Below 2002 - rear of Ker Street flats, Mount Street crossing left to right of photo, and showing part of Pembroke Lane (soon to be widened and replace Mount Street as the east-west through route.

The next three images are closer views of the rear of Ker Street, (south side) 2001/2002

Other Aspects - the Difficult Housing Market of 2009

The UK recession in 2009 threatened to stall the Ker Street development - with prospective buyers struggling to obtain mortgages and builders being laid-off from the construction site. This was the situation all over Britain. In response the government introduced the ‘Kickstart’ programme - providing funds to the building industry, to get workers back on site and projects back on schedule. Midas Homes/Westco received Kickstart funds of £601,000 toward Phase 1, and £1,450,000 towards phase two of the Ker Street redevelopment, enabling the Evolve site to continue.

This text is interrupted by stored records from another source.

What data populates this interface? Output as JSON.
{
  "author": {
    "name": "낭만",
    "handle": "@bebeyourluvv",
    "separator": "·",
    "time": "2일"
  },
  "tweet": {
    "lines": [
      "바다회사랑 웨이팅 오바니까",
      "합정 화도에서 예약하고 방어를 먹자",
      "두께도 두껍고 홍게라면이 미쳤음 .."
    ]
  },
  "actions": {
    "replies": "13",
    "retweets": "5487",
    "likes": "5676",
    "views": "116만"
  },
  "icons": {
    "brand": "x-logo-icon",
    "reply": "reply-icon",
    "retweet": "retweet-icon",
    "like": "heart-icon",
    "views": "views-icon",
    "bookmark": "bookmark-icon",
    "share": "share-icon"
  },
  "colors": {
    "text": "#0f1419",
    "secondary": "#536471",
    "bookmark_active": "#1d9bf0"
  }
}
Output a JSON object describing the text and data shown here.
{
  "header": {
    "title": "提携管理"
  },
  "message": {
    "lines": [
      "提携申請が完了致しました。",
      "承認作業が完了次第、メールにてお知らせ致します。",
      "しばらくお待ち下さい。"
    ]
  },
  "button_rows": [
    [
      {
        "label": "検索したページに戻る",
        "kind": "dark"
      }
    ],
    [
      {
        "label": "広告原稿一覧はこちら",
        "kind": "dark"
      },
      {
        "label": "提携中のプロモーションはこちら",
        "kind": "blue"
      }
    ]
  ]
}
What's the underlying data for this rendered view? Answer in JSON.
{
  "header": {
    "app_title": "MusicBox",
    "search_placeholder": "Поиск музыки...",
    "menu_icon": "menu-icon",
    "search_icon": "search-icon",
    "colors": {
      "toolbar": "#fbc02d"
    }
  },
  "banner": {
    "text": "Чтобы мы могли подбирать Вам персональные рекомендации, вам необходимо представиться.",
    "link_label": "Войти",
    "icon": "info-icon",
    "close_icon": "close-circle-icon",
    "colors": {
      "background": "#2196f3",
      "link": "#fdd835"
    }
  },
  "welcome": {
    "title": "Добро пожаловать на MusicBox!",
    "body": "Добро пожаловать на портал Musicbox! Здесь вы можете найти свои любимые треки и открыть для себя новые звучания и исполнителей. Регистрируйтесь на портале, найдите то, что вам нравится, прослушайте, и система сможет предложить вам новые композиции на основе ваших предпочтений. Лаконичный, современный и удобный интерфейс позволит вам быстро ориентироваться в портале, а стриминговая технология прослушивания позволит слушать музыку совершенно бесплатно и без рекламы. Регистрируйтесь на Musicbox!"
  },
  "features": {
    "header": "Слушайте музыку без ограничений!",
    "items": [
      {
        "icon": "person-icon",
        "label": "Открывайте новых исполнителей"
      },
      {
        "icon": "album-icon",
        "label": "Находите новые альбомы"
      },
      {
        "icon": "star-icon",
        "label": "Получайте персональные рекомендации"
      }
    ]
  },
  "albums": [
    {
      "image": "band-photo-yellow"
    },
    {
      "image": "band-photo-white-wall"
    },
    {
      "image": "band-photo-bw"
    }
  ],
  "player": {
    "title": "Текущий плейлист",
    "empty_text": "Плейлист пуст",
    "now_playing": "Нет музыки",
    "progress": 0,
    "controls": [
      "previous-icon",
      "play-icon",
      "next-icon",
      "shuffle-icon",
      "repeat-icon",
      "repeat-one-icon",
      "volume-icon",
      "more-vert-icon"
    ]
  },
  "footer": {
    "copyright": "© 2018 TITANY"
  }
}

A local response to the recession problem came from the city planning department; permission was granted for a revised design for the Bullring site, whereby some of the flats are to be replaced by offices. Devon and Cornwall Housing Association plan to relocate to the new Ker Street offices at the end of 2010.

Completion of the full Evolve site, Ker Street and surrounds, is expected by 2013. As the site progresses further images will be posted here showing the changes.

Contact

Evolve have a show home off Ker Street, open Thursdays to Mondays, 11am – 5pm.
Their website is www.lindenhomes.co.uk/
(previously www.midashomes.com)
Telephone: 01752 556795 - or - 0845 100 3328
Email: customerservice@midashomes.com

Liz Cook December 2009